Post by Lyrrad »

alluringreality wrote: Thu Jul 02, 2020 10:29 am It's possible that the next 6 months could wind up with a 0% inflation rate for I Bonds. It's difficult to guess at this point. It has happened a couple times in the past. I figure if the inflation rate goes to zero that could potentially lessen the early withdrawal penalty having the last three months at 0%, but of course I Bonds are not necessarily intended as near-term investments. The chance of having a 0% inflation rate didn't deter my prior decisions, but it could delay my 2021 purchase past the rate changes.
https://tipswatch.com/tracking-inflation-and-i-bonds/
https://www.treasurydirect.gov/indiv/re ... s_ifaq.htm
https://www.treasurydirect.gov/indiv/re ... s.htm#past
Series I Bonds have deflation protection, since the principal balance can't decrease. If the fixed rate is 0%, and the CPI-U inflation measure decreases by 1% for one six month period, and then increases by 2% for the second six month period, then one would see the balance increase by 2%, whereas inflation would only have increased by ~1% for the year.
The TIPSwatch author describes this "bounce-back" effect in the comments of one of their articles here.
hoops777 wrote: Thu Jul 02, 2020 11:18 am Does anyone really have any idea what inflation is going to be like the next 5 years? They get it wrong all of the time during somewhat normal periods. This is not one of those.

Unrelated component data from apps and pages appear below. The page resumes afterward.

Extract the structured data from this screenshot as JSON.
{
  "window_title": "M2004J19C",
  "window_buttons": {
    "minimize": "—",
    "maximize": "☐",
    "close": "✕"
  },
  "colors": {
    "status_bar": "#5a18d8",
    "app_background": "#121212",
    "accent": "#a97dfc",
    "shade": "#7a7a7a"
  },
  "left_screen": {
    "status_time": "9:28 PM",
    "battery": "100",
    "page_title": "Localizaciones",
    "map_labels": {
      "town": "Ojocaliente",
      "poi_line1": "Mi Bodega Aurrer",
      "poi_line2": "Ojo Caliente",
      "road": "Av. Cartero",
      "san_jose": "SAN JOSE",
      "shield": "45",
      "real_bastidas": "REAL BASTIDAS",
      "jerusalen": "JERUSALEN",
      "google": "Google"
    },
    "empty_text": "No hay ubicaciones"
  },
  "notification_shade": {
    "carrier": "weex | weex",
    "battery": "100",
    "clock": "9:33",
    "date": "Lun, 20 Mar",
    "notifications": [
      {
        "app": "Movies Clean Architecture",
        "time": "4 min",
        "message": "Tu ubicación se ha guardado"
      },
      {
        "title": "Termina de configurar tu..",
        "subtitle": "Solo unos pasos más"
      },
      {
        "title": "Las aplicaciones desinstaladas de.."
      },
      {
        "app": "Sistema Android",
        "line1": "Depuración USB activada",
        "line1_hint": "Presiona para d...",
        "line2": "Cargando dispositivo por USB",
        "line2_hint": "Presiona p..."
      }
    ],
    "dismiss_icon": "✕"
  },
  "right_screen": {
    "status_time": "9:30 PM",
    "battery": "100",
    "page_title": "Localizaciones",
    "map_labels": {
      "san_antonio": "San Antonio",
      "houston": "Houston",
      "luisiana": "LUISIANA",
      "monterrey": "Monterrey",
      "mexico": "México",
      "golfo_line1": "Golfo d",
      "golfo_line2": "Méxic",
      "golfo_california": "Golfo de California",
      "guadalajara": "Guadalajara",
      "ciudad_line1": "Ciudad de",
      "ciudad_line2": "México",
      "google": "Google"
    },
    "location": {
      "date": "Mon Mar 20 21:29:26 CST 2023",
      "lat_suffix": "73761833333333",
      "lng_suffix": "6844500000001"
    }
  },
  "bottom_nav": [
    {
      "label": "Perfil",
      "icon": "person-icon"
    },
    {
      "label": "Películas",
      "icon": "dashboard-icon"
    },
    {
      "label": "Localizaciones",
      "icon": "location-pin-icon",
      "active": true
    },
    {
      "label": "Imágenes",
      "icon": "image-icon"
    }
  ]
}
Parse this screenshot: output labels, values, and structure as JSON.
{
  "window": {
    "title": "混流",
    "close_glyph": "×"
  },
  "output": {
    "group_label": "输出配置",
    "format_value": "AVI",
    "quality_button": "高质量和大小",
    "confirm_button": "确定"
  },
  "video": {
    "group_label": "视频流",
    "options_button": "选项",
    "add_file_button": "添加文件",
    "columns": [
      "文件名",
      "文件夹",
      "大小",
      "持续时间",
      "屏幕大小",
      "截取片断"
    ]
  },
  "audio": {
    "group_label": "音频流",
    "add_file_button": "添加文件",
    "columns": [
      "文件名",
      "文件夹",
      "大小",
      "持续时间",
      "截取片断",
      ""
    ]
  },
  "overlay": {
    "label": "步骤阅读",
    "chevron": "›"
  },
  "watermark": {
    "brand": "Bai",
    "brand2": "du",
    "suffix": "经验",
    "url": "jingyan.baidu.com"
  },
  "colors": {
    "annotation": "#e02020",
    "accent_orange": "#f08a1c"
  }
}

My understanding is that the discussions of the breakeven inflation rate essentially look at the yield differential between TIPS and nominal to calculate market expectations of future CPI-U changes.
Post Reply